Native. Very rare in South Australia. Presumed extinct in Victoria. Uncommon in Tasmania.
Plant description:
Erect annual herb to 30 cm tall with a basal rosette of lance-shape leaves and paired linear leaves along the copper coloured stems. Flowers are white with purple veins on the inside appearing in spring.
Fruit type:
Brown capsules.
Seed type:
Small brown round seed to 0.8 mm diameter with a round depression on one side.
Embryo type:
Spatulate under-developed.
Seed collecting:
Collect mature capsules as they dry off and turn brown. They should contain hard brown seeds inside.
Seed cleaning:
Place the capsules in a tray for a week.  Ensure you cover the tray with paper to prevent the seeds popping out. Then rub the capsules with your fingers to dislodge all the seeds. Use a sieve to separate the unwanted material. Store the seeds with a desiccant such as dried silica beads or dry rice, in an air tight container in a cool and dry place.
Seed viability:
From one collection, the seed viability was high, at 95%.
Seeds stored:
LocationNo. of seeds
(weight grams)
Number
of plants
Date
collected
Collection number
Collection location
Date
stored
% ViabilityStorage
temperature
BGA2800 (0.27 g)2010-Nov-2009DJD1752
South Eastern
Jun-201095%+5°C, -18°C
DJD13351-Jan-2012+5°C, -18°C
Location: BGA — the seeds are stored at the Adelaide Botanic Gardens, MSB — the seeds are stored at the Millennium Seed Bank, Kew, England.
Number of plants: This is the number of plants from which the seeds were collected.

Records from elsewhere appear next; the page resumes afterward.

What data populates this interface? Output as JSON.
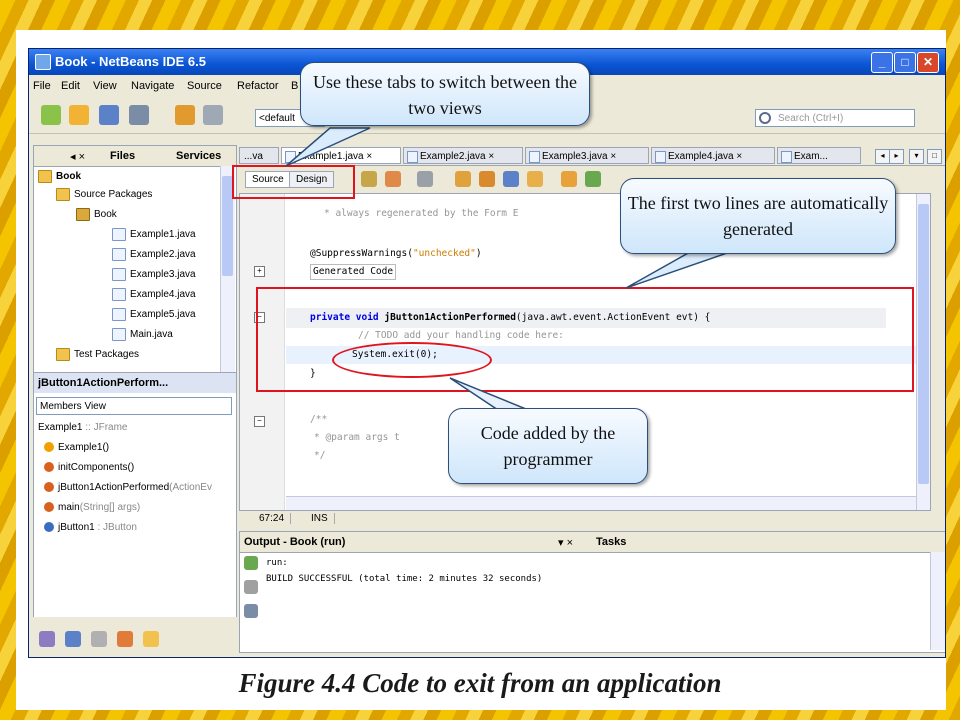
{
  "window": {
    "title": "Book - NetBeans IDE 6.5"
  },
  "menu": [
    "File",
    "Edit",
    "View",
    "Navigate",
    "Source",
    "Refactor",
    "B"
  ],
  "toolbar": {
    "config": "<default",
    "search_placeholder": "Search (Ctrl+I)"
  },
  "projects_panel": {
    "tabs": [
      "Files",
      "Services"
    ],
    "tree": [
      {
        "label": "Book",
        "type": "project"
      },
      {
        "label": "Source Packages",
        "type": "folder"
      },
      {
        "label": "Book",
        "type": "package"
      },
      {
        "label": "Example1.java",
        "type": "file"
      },
      {
        "label": "Example2.java",
        "type": "file"
      },
      {
        "label": "Example3.java",
        "type": "file"
      },
      {
        "label": "Example4.java",
        "type": "file"
      },
      {
        "label": "Example5.java",
        "type": "file"
      },
      {
        "label": "Main.java",
        "type": "file"
      },
      {
        "label": "Test Packages",
        "type": "folder"
      }
    ]
  },
  "navigator": {
    "title": "jButton1ActionPerform...",
    "view": "Members View",
    "items": [
      {
        "name": "Example1",
        "type": " :: JFrame",
        "color": "#7a8ea8"
      },
      {
        "name": "Example1()",
        "type": "",
        "color": "#f0a000"
      },
      {
        "name": "initComponents()",
        "type": "",
        "color": "#d9601f"
      },
      {
        "name": "jButton1ActionPerformed",
        "type": "(ActionEv",
        "color": "#d9601f"
      },
      {
        "name": "main",
        "type": "(String[] args)",
        "color": "#d9601f"
      },
      {
        "name": "jButton1",
        "type": " : JButton",
        "color": "#3c6cc2"
      }
    ]
  },
  "editor": {
    "tabs": [
      "...va",
      "Example1.java",
      "Example2.java",
      "Example3.java",
      "Example4.java",
      "Exam..."
    ],
    "views": {
      "source": "Source",
      "design": "Design"
    },
    "code": {
      "l1": "* always regenerated by the Form E",
      "l2a": "@SuppressWarnings(",
      "l2b": "\"unchecked\"",
      "l2c": ")",
      "l3": "Generated Code",
      "l4a": "private void ",
      "l4b": "jButton1ActionPerformed",
      "l4c": "(java.awt.event.ActionEvent evt) {",
      "l5": "// TODO add your handling code here:",
      "l6": "System.exit(0);",
      "l7": "}",
      "l8": "/**",
      "l9": "* @param args t",
      "l10": "*/"
    },
    "status": {
      "position": "67:24",
      "mode": "INS"
    }
  },
  "output": {
    "title": "Output - Book (run)",
    "tasks": "Tasks",
    "lines": [
      "run:",
      "BUILD SUCCESSFUL (total time: 2 minutes 32 seconds)"
    ]
  },
  "annotations": {
    "tabs_callout": "Use these tabs to switch between the two views",
    "generated_callout": "The first two lines are automatically generated",
    "added_callout": "Code added by the programmer"
  },
  "caption": "Figure 4.4 Code to exit from an application",
  "colors": {
    "annotation_red": "#e0141e",
    "titlebar_blue": "#0a55d4"
  }
}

Collection location: The Herbarium of South Australia's region name.
% Viability: Percentage of filled healthy seeds determined by a cut test or x-ray.
Germination table:
DateResultT0T50Pre-treatment | Germination medium | Incubator: Photoperiod / Thermoperiod
Jul-0976%19 d32 d
1% agar with 250 mg/L gibberellic acid (pH 6.5);
Incubated under winter conditions
Jul-0940%76 dNA
1% agar;
24;  /  5°C
Jul-0940%53 dNA cold stratification at 5°C 6 weeks;
1% agar;
Incubated under winter conditions
Jul-0935%53 dNA cold stratification at 5°C 6 weeks;
1% agar;
Incubated under spring/autumn conditions
Jul-0928%53 dNA cold stratification at 5°C 6 weeks;
1% agar;
12/12;  /  20°C
Jul-090%NANA
1% agar with 100 mg/L potassium nitrate;
Incubated under winter conditions
Jul-090%NANA
1% agar;
/ 6 weeks winter, 6 weeks spring/autumn.
Jul-090%NANA
1% agar;
24;  /  20°C
Jul-090%NANA
1% agar;
Incubated under spring/autumn conditions
Jul-090%NANA
1% agar;
Incubated under winter conditions
Result: Maximum percentage of germination observed.
T0: Number of days before first germinant observed.
T50: Number of days to achieve 50% germination.
Pre-treatment: The initial treatment that the seeds received prior to placement on germination media.
Germination medium: The substrate that seeds were placed on for the duration of the germination experiment.
Incubator conditions:
Photoperiod: The duration of light exposure that the seeds were subject to during a 24 hour period.
Thermoperiod: The constant or diurnal temperatures that seeds were subject to during a 24 hour period.
Winter conditions: 15°C 20 h (3am→11pm); 5°C 4 h (11pm→3am) / 10 h light (8am→6pm); 14 h dark (6pm→8am)
Spring/Autumn conditions: 22°C 12 h (8am→8pm); 10°C 12 h (8pm→8am) / 12 h light (8am→8pm); 12 h dark (8pm→8am)
Summer conditions: 30°C 14 h (6am→8pm); 15°C 10 h (8pm→6am) / 14 h light (6am→8pm); 10 h dark (8pm→6am)